Good to know
Helping your baby develop a taste for low-fat dairy will serve him well when he gets close to puberty and his calcium needs soar (1,300 milligrams a day at age 9!), since calcium is absorbed best from food. Babies who are overweight and at risk for obesity, or who have a strong family history of early-onset cardiovascular disease, can have reduced-fat 2 percent milk between 12 and 24 months.

ZINC

Why babies need it
Besides having a positive effect on cognition and development, zinc's primary roles are to maintain immune function and assure optimal cell growth and repair. Zinc deficiency is associated with impaired growth, increased susceptibility to infection and an increased risk of diarrhea.

Daily dose
Formula meets needs through age 1, but breast milk doesn't, so it's important to introduce zinc-rich foods in the second half of the first year. Children from 7 months to 3 years of age need 3 milligrams a day.

Serve it up
Three ounces of pork tenderloin has 2 milligrams, a cup of yogurt has 1.6 milligrams, and half a chicken breast has 1 milligram. Other good sources include turkey, beef, fish, eggs, lentils, whole milk, cheddar cheese and fortified cereal.

Good to know
Zinc is most commonly found in iron -- rich meat, poultry and fish, so if you're meeting your baby's iron needs, chances are she's getting enough zinc too.

VITAMINS A, D, E, AND K

Why babies need them
Vitamin A promotes proper vision and healthy skin. Vitamin D increases calcium absorption and helps with bone growth -- a deficiency can cause bone-weakening rickets. Vitamin E's antioxidant powers facilitate cell growth and the development of the nervous system. Vitamin K helps with normal blood clotting.

Daily dose
A shot of vitamin K is administered to newborns at birth to help prevent bleeding into the brain. Infant formula meets needs through age 1 for vitamins A, D and E. To get enough vitamin D, breastfed babies should take a supplement, such as Tri-Vi-Sol (which also contains vitamins A and C), that provides 400 IU of vitamin D daily until they are weaned from the breast or are taking 15 or more ounces of formula daily.

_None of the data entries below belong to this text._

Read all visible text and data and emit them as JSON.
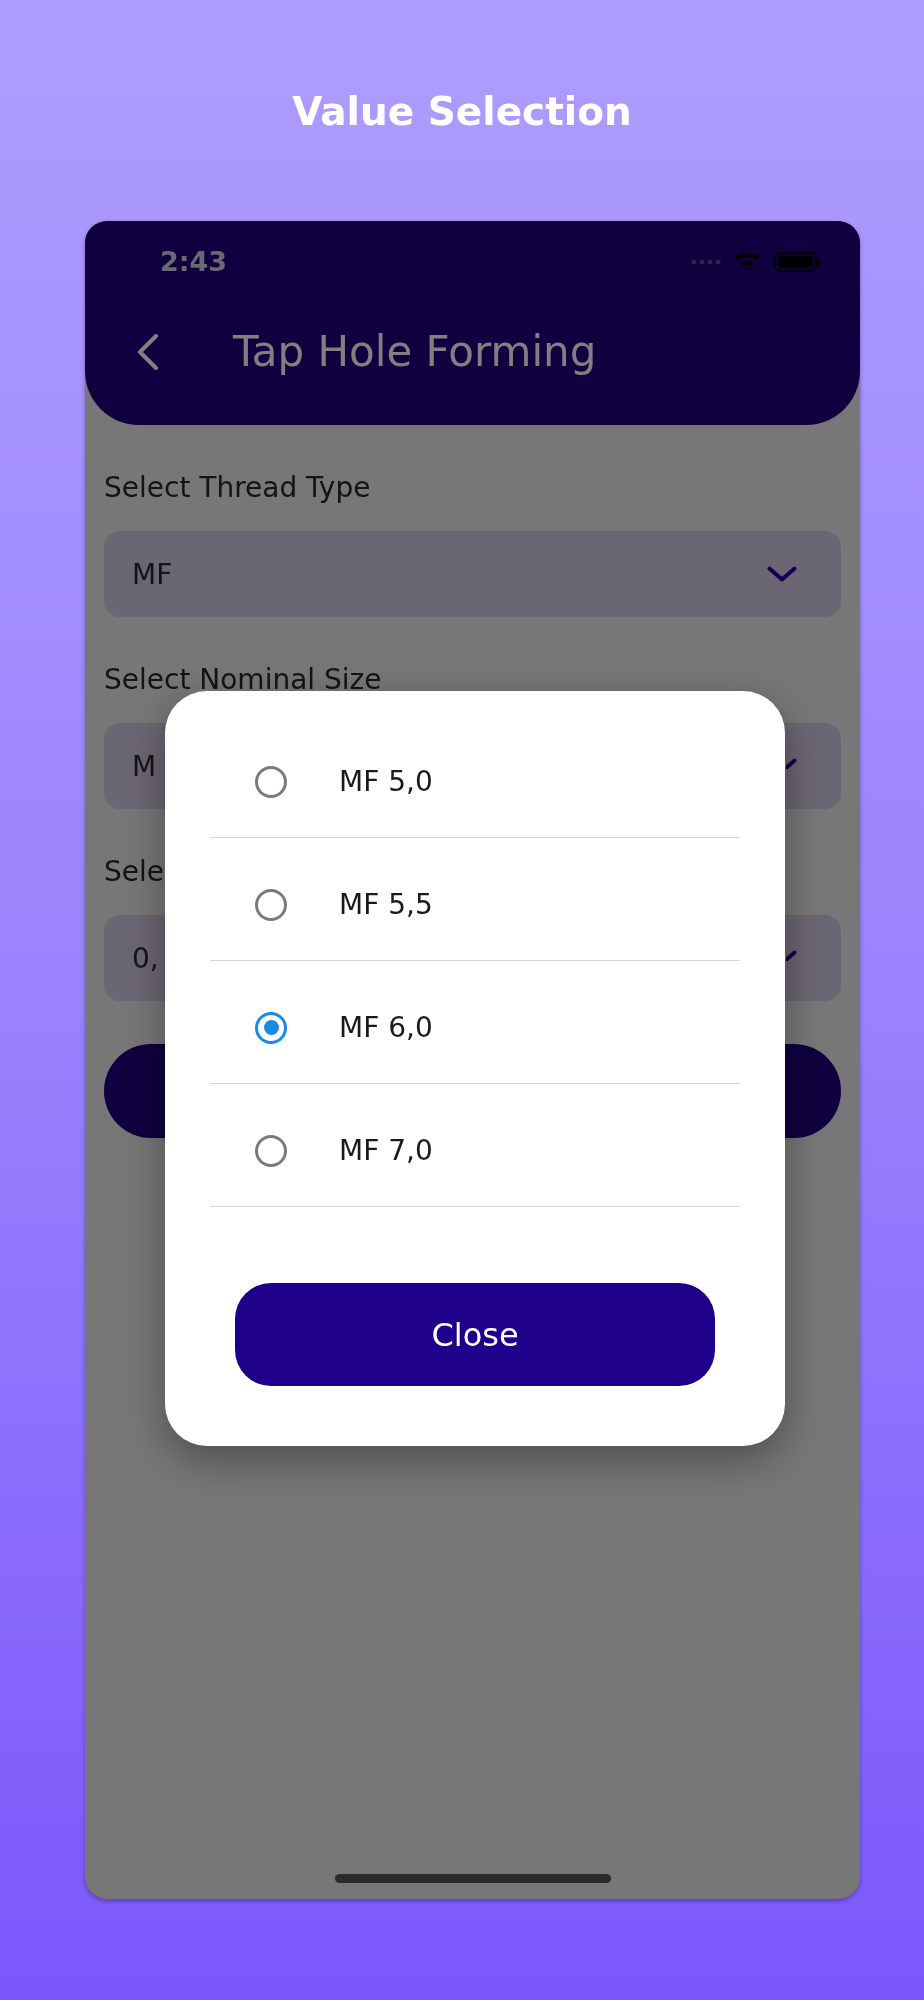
{
  "page_title": "Value Selection",
  "status_bar": {
    "time": "2:43"
  },
  "header": {
    "title": "Tap Hole Forming"
  },
  "form": {
    "fields": [
      {
        "label": "Select Thread Type",
        "value": "MF"
      },
      {
        "label": "Select Nominal Size",
        "value": "M"
      },
      {
        "label": "Sele",
        "value": "0,"
      }
    ]
  },
  "dialog": {
    "options": [
      {
        "label": "MF 5,0",
        "selected": false
      },
      {
        "label": "MF 5,5",
        "selected": false
      },
      {
        "label": "MF 6,0",
        "selected": true
      },
      {
        "label": "MF 7,0",
        "selected": false
      }
    ],
    "close_button": "Close"
  }
}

Otherwise, if you offer your baby a variety of foods from the food pyramid -- fruits, vegetables, dairy, whole grains, healthy fats -- and your doctor says she is growing appropriately for her age, she is likely meeting her needs for these fat-soluble vitamins.

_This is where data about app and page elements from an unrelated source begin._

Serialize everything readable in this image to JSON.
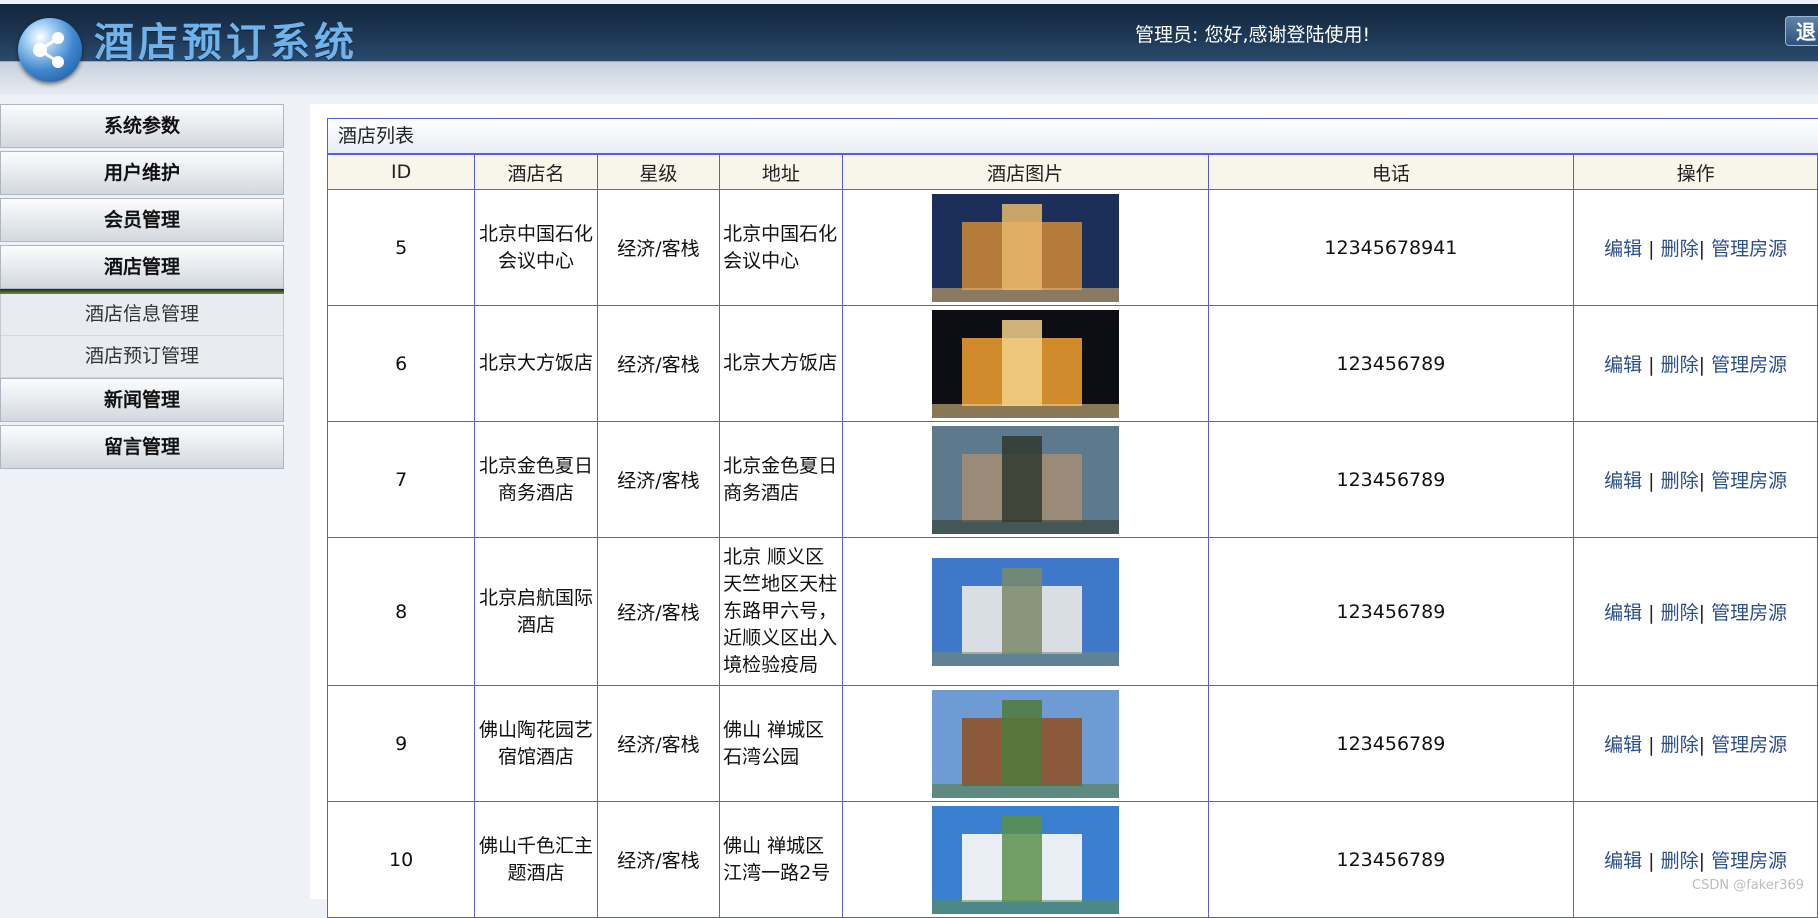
{
  "header": {
    "system_title": "酒店预订系统",
    "welcome": "管理员:  您好,感谢登陆使用!",
    "logout_label": "退出"
  },
  "sidebar": {
    "menus": [
      {
        "label": "系统参数"
      },
      {
        "label": "用户维护"
      },
      {
        "label": "会员管理"
      },
      {
        "label": "酒店管理"
      }
    ],
    "submenu": [
      {
        "label": "酒店信息管理"
      },
      {
        "label": "酒店预订管理"
      }
    ],
    "menus_after": [
      {
        "label": "新闻管理"
      },
      {
        "label": "留言管理"
      }
    ]
  },
  "panel": {
    "title": "酒店列表"
  },
  "table": {
    "columns": [
      "ID",
      "酒店名",
      "星级",
      "地址",
      "酒店图片",
      "电话",
      "操作"
    ],
    "rows": [
      {
        "id": "5",
        "name": "北京中国石化会议中心",
        "star": "经济/客栈",
        "address": "北京中国石化会议中心",
        "phone": "12345678941",
        "image_icon": "hotel-photo-icon"
      },
      {
        "id": "6",
        "name": "北京大方饭店",
        "star": "经济/客栈",
        "address": "北京大方饭店",
        "phone": "123456789",
        "image_icon": "hotel-photo-icon"
      },
      {
        "id": "7",
        "name": "北京金色夏日商务酒店",
        "star": "经济/客栈",
        "address": "北京金色夏日商务酒店",
        "phone": "123456789",
        "image_icon": "hotel-photo-icon"
      },
      {
        "id": "8",
        "name": "北京启航国际酒店",
        "star": "经济/客栈",
        "address": "北京 顺义区天竺地区天柱东路甲六号，近顺义区出入境检验疫局",
        "phone": "123456789",
        "image_icon": "hotel-photo-icon"
      },
      {
        "id": "9",
        "name": "佛山陶花园艺宿馆酒店",
        "star": "经济/客栈",
        "address": "佛山 禅城区石湾公园",
        "phone": "123456789",
        "image_icon": "hotel-photo-icon"
      },
      {
        "id": "10",
        "name": "佛山千色汇主题酒店",
        "star": "经济/客栈",
        "address": "佛山 禅城区江湾一路2号",
        "phone": "123456789",
        "image_icon": "hotel-photo-icon"
      }
    ],
    "ops": {
      "edit": "编辑",
      "delete": "删除",
      "manage_rooms": "管理房源",
      "sep1": " | ",
      "sep2": "| "
    }
  },
  "watermark": "CSDN @faker369",
  "colors": {
    "header_bg": "#1d3754",
    "table_border": "#5a5ae8",
    "link": "#2a4f8a"
  }
}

Serve it up
Beyond breast milk, formula and cow's milk, good sources of vitamin A include carotene-rich fruits and vegetables such as carrots, sweet potatoes and broccoli. Vitamin D occurs in few foods -- which is why the AAP recommends a daily supplement for breastfed babies -- but your baby can get some from fortified cow's milk, egg yolks and fish. Vitamin E-rich foods include vegetable oils, cereals and grains. Cow's milk, leafy vegetables, fruit and soybean oil are full of vitamin K.

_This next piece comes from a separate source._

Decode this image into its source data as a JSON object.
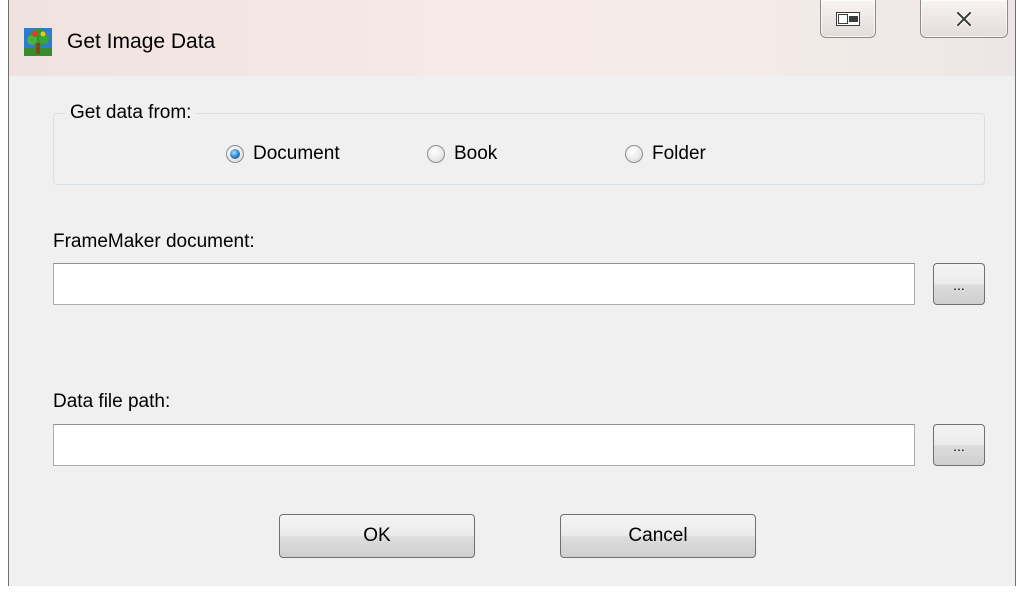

Good to know
A recent study found that 40 percent of infants and toddlers have low levels of vitamin D, which can weaken bones. Make sure you talk to your pediatrician about starting your baby on a vitamin D supplement if you are breastfeeding.

VITAMINS C AND B

Why babies need them
Vitamin C improves iron absorption and helps prevent scurvy, a condition that causes large bruises on the body. B vitamins, including folic acid, enhance the immune and nervous systems, maintain healthy skin and muscle tone, promote cell growth and regulate metabolism.

Daily dose
If you offer your baby a variety of foods from the food pyramid -- fruits, vegetables, dairy, whole grains, healthy fats -- and your doctor says she is growing appropriately for her age, she is likely getting enough of these water-soluble vitamins.

Serve it up
Vitamin C is in citrus, tomatoes, strawberries, cantaloupe and potatoes. Folic acid is in green vegetables, and fortified cereals and breads. The other B vitamins are found in whole grains like brown rice as well as in bananas, beans, eggs, meat, poultry and fish. Good to know: Don't give up on the green stuff or other nutrient-rich fruits and vegetables! Most toddlers have to try a food -- as in, put it in their mouths and spit it out -- an average of eight to 10 times before they start to like it.

Tags: 

comments